industry news
Subscribe to EE Journal Daily Newsletter
2 + 4 =

ProTek Devices’ New Series of TVS Arrays Protects Low Voltage Applications

The PSRV-2LC Series Targets Circuit Protection for Ethernet, USB, Handheld Electronics, Video Cards and Other Low Voltage Applications

TEMPE, Ariz. – Nov. 28, 2017 – ProTek Devices today introduced a new series of low capacitance steering diode transient voltage suppressor arrays (TVS arrays) ideal for circuit protection in low voltage applications such as Ethernet 10/100/1000 Base T, USB, handheld electronics, video cards, and WAN/LAN equipment. The series is designed to protect two line pairs or four data/transmission lines. Circuit protection includes from the effects of electrostatic discharge (ESD) and electrical fast transients (EFT).

The new PSRV-2LC series is offered in 3.3 and 5.0 rated standoff voltages. The 3.3 volt part provides low leakage current (1.0µA) and is less than 1.0 microampere.  The low capacitance of the steering diode allows the electronics engineer designer to protect high speed data applications. The series is compatible with IEC standards 61000-4-2 (ESD): air: ±15kV and contact: ±8kV, with 61000-4-4 (EFT): 40A – 5/50ns, and with 61000-4-5 (surge): 24A, 8/20 micro seconds – level 2 (line-ground) and level 3 (line-line). The series also delivers 300 watts peak pulse power per Line (typical = 8/20 micro seconds). The new series is also RoHS and REACH compliant and has a flammability rating of UL 94V-0.

Mechanical, Packaging and Availability Information

The PSRV-2LC series is provided in a molded DFN-6 package with an approximate weight of only 9 milligrams. Pins 1-6, 2-5 and 3-4 must be connected via PCB traces.  The package features lead-free pure-tin plating (annealed) and a solder reflow temperature (pure-tin Sn, 100) of 260-270 degrees Celsius.

ProTek Devices’ PSRV-2LC series is delivered in minimum quantities of 3,000 devices on 8mm tape and reel, per EIA standard 481. Pricing information and purchasing details can be had by contacting any authorized distributor, representative, or directly with ProTek Devices. The company’s distributor and representative channels are available worldwide in the USA, Europe, Asia, Latin America and more. Full contact information for all worldwide regions can be found at the company website.

About ProTek Devices

In business 25 years, ProTek Devices™ is a privately held semiconductor company. The company offers a product line of overvoltage protection components and overcurrent protection components. These include transient voltage suppressor products (TVS arrays), avalanche breakdown diodes, steering diode TVS arrays, PPTC devices, and electronic SMD chip fuses. These components deliver circuit protection in various electronic systems against lightning; electrostatic discharge (ESD); nuclear electromagnetic pulses (NEMP); inductive switching; and electromagnetic interference / radio frequency interference (EMI / RFI). The company maintains its headquarters in Tempe, Ariz. More information is available at http://www.protekdevices.com.

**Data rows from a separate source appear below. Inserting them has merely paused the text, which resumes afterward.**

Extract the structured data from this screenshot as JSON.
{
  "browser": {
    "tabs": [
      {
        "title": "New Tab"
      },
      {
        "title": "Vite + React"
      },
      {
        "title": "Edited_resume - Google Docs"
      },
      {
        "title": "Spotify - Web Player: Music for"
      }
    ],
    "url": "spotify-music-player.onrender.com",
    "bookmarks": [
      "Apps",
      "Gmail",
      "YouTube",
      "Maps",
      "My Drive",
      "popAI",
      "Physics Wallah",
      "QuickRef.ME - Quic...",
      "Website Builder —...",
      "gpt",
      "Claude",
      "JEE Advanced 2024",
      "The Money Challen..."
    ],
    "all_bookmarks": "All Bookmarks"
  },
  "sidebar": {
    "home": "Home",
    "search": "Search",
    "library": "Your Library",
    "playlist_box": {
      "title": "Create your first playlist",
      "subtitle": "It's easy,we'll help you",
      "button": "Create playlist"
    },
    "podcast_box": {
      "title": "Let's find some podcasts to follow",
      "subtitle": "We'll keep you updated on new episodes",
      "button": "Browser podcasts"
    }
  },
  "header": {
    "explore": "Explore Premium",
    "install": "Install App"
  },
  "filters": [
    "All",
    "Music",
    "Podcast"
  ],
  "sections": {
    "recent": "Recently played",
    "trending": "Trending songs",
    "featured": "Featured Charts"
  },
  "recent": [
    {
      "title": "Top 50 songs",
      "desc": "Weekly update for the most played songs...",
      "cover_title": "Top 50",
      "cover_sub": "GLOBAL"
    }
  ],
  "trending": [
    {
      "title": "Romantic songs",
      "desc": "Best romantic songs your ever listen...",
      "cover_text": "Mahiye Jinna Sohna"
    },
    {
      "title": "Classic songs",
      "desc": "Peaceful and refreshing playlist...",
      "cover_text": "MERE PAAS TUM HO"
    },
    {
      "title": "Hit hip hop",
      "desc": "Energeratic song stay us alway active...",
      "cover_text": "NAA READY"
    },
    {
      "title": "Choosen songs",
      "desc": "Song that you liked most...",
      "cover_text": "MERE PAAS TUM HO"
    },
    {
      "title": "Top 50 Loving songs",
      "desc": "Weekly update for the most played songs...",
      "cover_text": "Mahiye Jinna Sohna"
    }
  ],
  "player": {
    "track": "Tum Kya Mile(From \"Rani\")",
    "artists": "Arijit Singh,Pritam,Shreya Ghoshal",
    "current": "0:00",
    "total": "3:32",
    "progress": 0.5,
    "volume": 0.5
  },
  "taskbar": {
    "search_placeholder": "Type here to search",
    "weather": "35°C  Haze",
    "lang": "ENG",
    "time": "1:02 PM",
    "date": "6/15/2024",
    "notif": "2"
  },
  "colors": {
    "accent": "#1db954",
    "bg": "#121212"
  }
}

Leave a Reply

featured blogs
Dec 11, 2017
This is a continuation of A Cadence Carol... before reading this post, be sure to have read the first four installments! Stave I: Moore’s Ghost, Part I and Part II Stave II: The First of the Three Spirits, Part I and Part II * * * * * Awaking in the middle of a prodigiou...
Dec 11, 2017
This time of year is typically set aside for preparation, and this year is no different. We spent November working on a couple of major upgrades to prepare for releases in 2018, one with the way we handle quotes in My Samtec, and the other with how we handle the checkout expe...
Nov 16, 2017
“Mommy, Daddy … Why is the sky blue?” As you scramble for an answer that lies somewhere between a discussion of refraction in gasses and “Oh, look—a doggie!” you already know the response to whatever you say will be a horrifyingly sincere “B...
Nov 07, 2017
Given that the industry is beginning to reach the limits of what can physically and economically be achieved through further shrinkage of process geometries, reducing feature size and increasing transistor counts is no longer achieving the same result it once did. Instead the...